  1. Realize that you are important to me. Take care of yourself. Be sure to do your neck checks, mammograms and pap smears, prostrate checks so in the event cancer does decide to enter your life, you can detect it early. Help promote awareness.
 thank you wendy for some great ideas! since my children are grown, i especially appreciated hearing about what others could do to help younger children cope with all that we are going through. i hope that other cancer patients can maybe print this out and offer it to others who are concerned, but really do not know what to do to help. 

" So we back in the club, get that bodies rocking from side to side, side to side. Thank God the week is done, feel like a zombie gone back to life, back to life. Hands up, suddenly, we got our hands, up, no control of my body. ....So dance, dance like it's the last, last night of your life, life gonna get you right. " DJ got us falling in love , by Usher

i have just returned from raleigh, and my endocrinologists office where i had my ultrasound and an office visit. things went pretty well, i think. my ultrasound was clear- no aliens growing  in there or anything. i did have to have a lot of blood drawn though- my endo is checking my thyroglobulins, and also my calcium among other things. remember i only have two little parathyroids working for me now. my calcium was low the last time that i had it checked, so we have to keep an eye on that. i asked my doctor if she knew where the surgeon put my remaining two parathyroids. he would not tell me( ?) but i just wanted to know an approximate location. my endo said that the surgeons usually "chop them up", sounds painful, and place them in the muscular tissue in your neck. i wonder if that is why i felt like i had swallowed a sock right after my surgery? anyway, by the parathyroids being in the muscular tissue, they can (hopefully) get some blood flow from that tissue and reattach. i swear, this reminds me of those birds- i think they are mockingbirds- who lay their eggs in another birds nest and let them take care of them. i hope my parathyroids are getting good care from my muscle tissue!! lol

also, i talked to my endocrinologist about seeing the papillary cancer specialist. she was just fine with this. she said that the other doctor would be doing my full body scan( some time this summer), and she would work with this doctor and share information. also, i found out that there is a doctor who works with the cancer specialist, who is a parathyroid specialist. depending on my blood work, i may need this guy's help. anyway, it is all good. i see the papillary cancer specialist april 18th, and i will of course let everyone know how that went. i have another ultrasound scheduled with my endo in september. wow, i hope that i can keep up with all of these doctors.

on an interesting note, i was in a zumba  flash mob last night! imagine this: the scene is a crowed art crawl in university art center. everyone is enjoying the art work- pictures, sculptures, as well as some unusual performance art( one "performance" was a guy in a beekeepers suit dropping tons of apples on the floor! try dancing around that!). our instructor turned on the music( DJ got us falling in love- some of the lyrics are in the title) and she starts dancing. then, the rest of us gradually join in! we are wearing all black, and i think look pretty cool. it was a little hard to dance with the people, art work, and those darn apples still rolling on the floor, but it was so much fun! there were a lot of video cameras there, and someone said that we would be on the local TV station. oh, brother- i sure hope they focus on our instructor, which they probably will. anyway, you gotta dance like it is the last night of your life. you should always do that, i think.

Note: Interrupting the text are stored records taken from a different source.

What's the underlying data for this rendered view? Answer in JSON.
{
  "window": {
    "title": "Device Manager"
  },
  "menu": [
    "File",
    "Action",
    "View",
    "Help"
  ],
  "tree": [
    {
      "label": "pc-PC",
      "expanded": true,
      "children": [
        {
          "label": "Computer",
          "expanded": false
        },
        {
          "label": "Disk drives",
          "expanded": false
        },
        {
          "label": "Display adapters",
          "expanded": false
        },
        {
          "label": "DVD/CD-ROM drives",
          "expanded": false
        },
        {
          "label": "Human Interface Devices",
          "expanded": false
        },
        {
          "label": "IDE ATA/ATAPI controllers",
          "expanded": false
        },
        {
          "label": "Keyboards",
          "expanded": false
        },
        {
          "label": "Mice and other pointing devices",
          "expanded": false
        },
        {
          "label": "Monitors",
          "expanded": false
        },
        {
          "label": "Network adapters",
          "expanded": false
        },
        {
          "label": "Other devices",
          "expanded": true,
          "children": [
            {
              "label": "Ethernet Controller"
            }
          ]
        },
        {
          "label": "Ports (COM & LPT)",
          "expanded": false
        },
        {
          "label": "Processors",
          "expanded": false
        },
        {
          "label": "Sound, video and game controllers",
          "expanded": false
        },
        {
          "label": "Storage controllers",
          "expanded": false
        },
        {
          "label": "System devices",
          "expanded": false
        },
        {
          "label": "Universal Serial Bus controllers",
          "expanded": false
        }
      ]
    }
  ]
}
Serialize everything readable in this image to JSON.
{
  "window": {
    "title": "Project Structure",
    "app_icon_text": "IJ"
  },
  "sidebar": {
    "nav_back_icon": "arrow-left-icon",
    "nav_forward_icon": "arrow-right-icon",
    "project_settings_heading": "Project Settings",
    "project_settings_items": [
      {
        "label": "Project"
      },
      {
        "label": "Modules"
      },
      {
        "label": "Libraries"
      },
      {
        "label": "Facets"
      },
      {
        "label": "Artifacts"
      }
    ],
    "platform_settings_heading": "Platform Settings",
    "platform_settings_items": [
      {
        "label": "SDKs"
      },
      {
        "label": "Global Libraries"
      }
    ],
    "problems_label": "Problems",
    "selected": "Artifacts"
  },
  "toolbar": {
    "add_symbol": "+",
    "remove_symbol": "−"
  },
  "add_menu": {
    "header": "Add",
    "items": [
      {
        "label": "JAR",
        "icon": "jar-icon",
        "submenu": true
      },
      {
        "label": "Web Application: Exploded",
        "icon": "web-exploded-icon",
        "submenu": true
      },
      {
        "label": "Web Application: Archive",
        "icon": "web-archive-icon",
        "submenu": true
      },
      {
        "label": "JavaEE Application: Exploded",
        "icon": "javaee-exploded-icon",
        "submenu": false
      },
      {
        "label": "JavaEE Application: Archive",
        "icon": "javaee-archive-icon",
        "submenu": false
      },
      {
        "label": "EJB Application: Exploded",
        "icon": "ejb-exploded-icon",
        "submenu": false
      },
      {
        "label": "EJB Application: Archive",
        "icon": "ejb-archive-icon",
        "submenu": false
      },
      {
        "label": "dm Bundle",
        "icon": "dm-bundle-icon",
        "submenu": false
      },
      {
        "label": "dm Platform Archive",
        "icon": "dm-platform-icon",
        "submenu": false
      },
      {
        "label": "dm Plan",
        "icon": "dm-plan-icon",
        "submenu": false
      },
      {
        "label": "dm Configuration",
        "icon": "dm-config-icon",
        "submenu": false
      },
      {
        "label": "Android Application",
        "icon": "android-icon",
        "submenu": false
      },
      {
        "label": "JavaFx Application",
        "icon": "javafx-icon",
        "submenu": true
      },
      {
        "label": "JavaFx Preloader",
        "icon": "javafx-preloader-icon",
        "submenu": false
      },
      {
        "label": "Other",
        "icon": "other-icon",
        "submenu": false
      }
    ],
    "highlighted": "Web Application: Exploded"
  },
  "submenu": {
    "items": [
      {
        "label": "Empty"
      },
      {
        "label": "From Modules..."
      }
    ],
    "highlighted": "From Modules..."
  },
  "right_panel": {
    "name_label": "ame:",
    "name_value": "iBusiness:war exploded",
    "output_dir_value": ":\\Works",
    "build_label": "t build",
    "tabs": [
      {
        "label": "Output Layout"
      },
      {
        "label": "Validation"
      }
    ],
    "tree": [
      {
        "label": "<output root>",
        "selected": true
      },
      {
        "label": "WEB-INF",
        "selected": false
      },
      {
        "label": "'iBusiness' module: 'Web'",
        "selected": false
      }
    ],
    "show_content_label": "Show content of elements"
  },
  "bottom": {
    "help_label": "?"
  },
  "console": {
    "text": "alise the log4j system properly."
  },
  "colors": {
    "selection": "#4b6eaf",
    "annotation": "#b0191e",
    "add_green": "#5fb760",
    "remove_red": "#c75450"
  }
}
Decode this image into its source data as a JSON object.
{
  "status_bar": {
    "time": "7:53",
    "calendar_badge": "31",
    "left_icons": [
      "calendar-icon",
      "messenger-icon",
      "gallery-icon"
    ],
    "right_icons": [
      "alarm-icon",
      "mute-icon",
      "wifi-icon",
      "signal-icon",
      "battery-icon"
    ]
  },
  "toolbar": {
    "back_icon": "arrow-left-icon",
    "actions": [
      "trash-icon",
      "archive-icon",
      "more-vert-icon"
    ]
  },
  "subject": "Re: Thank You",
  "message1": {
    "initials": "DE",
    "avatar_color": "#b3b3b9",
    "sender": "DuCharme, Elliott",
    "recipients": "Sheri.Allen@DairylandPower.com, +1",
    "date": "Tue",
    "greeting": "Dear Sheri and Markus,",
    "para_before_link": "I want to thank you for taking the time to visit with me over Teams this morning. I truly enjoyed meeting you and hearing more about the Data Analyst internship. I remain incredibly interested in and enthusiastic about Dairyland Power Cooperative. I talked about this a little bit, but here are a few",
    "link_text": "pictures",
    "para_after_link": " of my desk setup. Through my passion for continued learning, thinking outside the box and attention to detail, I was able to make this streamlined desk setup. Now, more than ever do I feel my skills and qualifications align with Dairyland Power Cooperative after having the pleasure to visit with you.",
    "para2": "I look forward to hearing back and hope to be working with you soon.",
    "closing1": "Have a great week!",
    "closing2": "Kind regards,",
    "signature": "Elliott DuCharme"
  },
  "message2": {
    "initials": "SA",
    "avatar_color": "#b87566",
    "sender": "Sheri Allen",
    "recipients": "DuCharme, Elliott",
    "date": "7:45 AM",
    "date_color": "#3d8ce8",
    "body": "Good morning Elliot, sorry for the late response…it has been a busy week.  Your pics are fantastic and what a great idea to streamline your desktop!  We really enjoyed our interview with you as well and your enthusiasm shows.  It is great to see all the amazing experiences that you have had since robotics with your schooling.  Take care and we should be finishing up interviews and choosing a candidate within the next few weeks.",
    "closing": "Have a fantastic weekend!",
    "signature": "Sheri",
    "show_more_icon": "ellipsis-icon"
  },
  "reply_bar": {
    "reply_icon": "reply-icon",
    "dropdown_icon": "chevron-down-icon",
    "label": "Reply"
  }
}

i am doing two blogs today- the one following this one was written by my friend, wendy. she is another thyroid cancer patient, and we have a really exciting project coming up soon. i will be letting everyone know about it when we launch our project. her article is about some things that you can do that would be helpful and appreciated by cancer patients- especially when they are going through surgery and/or treatments.